◆ WORK INSTRUCTION ◆
Provide a verbatim copy of the data below.

Page and application data records

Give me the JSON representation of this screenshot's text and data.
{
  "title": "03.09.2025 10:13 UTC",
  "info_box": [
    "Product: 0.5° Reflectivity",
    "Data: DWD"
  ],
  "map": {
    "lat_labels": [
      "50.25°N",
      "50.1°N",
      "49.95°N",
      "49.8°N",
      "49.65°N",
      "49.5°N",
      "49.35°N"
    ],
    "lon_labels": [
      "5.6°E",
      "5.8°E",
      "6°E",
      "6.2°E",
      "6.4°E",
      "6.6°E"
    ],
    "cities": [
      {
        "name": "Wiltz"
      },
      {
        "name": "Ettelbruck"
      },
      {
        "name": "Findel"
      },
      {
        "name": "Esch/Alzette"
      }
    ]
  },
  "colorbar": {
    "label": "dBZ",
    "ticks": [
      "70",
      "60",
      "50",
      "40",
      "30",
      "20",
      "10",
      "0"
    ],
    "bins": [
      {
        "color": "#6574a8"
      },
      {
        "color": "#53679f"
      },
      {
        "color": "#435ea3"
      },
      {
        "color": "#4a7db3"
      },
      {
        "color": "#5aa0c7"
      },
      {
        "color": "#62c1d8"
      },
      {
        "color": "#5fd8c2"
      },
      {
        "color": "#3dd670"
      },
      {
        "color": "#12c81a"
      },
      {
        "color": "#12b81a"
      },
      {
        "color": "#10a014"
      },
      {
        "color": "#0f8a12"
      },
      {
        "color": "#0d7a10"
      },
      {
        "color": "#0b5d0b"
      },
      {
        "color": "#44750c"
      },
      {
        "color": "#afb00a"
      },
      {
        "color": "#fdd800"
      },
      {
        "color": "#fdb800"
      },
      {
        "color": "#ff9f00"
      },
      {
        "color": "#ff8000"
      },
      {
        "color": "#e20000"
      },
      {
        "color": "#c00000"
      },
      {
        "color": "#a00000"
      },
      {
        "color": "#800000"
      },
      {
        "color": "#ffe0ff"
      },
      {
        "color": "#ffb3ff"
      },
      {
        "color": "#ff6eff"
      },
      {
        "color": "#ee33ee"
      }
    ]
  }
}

◆ SOLUTION TO THIS EXERCISE ◆
Give me the JSON representation of this screenshot's text and data.
{
  "title": "03.09.2025 10:13 UTC",
  "info_box": [
    "Product: 0.5° Reflectivity",
    "Data: DWD"
  ],
  "map": {
    "lat_labels": [
      "50.25°N",
      "50.1°N",
      "49.95°N",
      "49.8°N",
      "49.65°N",
      "49.5°N",
      "49.35°N"
    ],
    "lon_labels": [
      "5.6°E",
      "5.8°E",
      "6°E",
      "6.2°E",
      "6.4°E",
      "6.6°E"
    ],
    "cities": [
      {
        "name": "Wiltz"
      },
      {
        "name": "Ettelbruck"
      },
      {
        "name": "Findel"
      },
      {
        "name": "Esch/Alzette"
      }
    ]
  },
  "colorbar": {
    "label": "dBZ",
    "ticks": [
      "70",
      "60",
      "50",
      "40",
      "30",
      "20",
      "10",
      "0"
    ],
    "bins": [
      {
        "color": "#6574a8"
      },
      {
        "color": "#53679f"
      },
      {
        "color": "#435ea3"
      },
      {
        "color": "#4a7db3"
      },
      {
        "color": "#5aa0c7"
      },
      {
        "color": "#62c1d8"
      },
      {
        "color": "#5fd8c2"
      },
      {
        "color": "#3dd670"
      },
      {
        "color": "#12c81a"
      },
      {
        "color": "#12b81a"
      },
      {
        "color": "#10a014"
      },
      {
        "color": "#0f8a12"
      },
      {
        "color": "#0d7a10"
      },
      {
        "color": "#0b5d0b"
      },
      {
        "color": "#44750c"
      },
      {
        "color": "#afb00a"
      },
      {
        "color": "#fdd800"
      },
      {
        "color": "#fdb800"
      },
      {
        "color": "#ff9f00"
      },
      {
        "color": "#ff8000"
      },
      {
        "color": "#e20000"
      },
      {
        "color": "#c00000"
      },
      {
        "color": "#a00000"
      },
      {
        "color": "#800000"
      },
      {
        "color": "#ffe0ff"
      },
      {
        "color": "#ffb3ff"
      },
      {
        "color": "#ff6eff"
      },
      {
        "color": "#ee33ee"
      }
    ]
  }
}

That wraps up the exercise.